Preschoolers learn best when they're playing-engaged in an activity they find fun. From a play perspective, ELAs may not be all that engaging-even an "interactive" toy isn't the same as interacting with a person.
Does adding tech to a toy make it better? Not necessarily. Hirsh-Pasek recently conducted research on electronic console books for kids and found that parents who read the electronic version spent more time trying to direct the child ("push the green button") than having what's called dialogic reading ("See the monkey? Do you remember when we saw monkeys at the zoo?"), which helps children learn. Afterwards, children with the traditional book knew the story better than those with the higher-tech version.
The bigger issue, say most experts, is that the time preschoolers spend interacting with ELAs and tech toys is time that isn't spent doing other things. "A kid's world is a zero sum game.
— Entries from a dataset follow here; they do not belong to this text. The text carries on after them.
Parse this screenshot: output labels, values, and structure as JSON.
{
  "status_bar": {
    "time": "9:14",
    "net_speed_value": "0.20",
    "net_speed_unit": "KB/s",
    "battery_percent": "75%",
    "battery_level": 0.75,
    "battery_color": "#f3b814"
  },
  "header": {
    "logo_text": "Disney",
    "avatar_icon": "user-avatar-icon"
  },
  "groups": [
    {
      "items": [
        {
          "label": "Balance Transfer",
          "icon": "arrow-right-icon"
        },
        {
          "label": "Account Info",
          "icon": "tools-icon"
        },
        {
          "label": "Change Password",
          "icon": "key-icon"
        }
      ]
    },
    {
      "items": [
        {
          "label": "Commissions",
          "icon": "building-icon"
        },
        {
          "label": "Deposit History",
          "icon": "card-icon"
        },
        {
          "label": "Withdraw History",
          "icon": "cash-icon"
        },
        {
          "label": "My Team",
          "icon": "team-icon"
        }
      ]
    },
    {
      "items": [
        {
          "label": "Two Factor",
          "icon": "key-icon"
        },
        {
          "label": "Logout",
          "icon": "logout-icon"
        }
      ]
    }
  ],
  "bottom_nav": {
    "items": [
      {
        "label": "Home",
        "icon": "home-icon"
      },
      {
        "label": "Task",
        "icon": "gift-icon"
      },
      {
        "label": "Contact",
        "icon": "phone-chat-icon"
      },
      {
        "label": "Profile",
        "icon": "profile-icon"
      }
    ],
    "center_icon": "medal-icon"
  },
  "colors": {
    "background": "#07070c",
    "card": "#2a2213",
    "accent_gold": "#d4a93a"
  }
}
There are 24 hours in your child's day, and every hour they spend interfacing with technology is an hour they're not playing, jumping, hopping, skipping and having pretend games," says Perle. "It's a question of how much and how balanced. No one ever died from having a tech toy, but no one also got into Harvard from it."
Because these toys are relatively new, there are no long-range studies that prove they have an impact on test scores, reading comprehension or other educational abilities when children reach school. At this point, the toys offer plenty of promise but no real proof.
"Yes, some of these games are really wonderful and introduce kids to stories and words and numbers and certain basic concepts," says Perle. But they're no guarantee of academic success, she warns.
Kelly James-Enger is a former lawyer, a mom of two and a freelance writer.
See more of Kelly's stories here.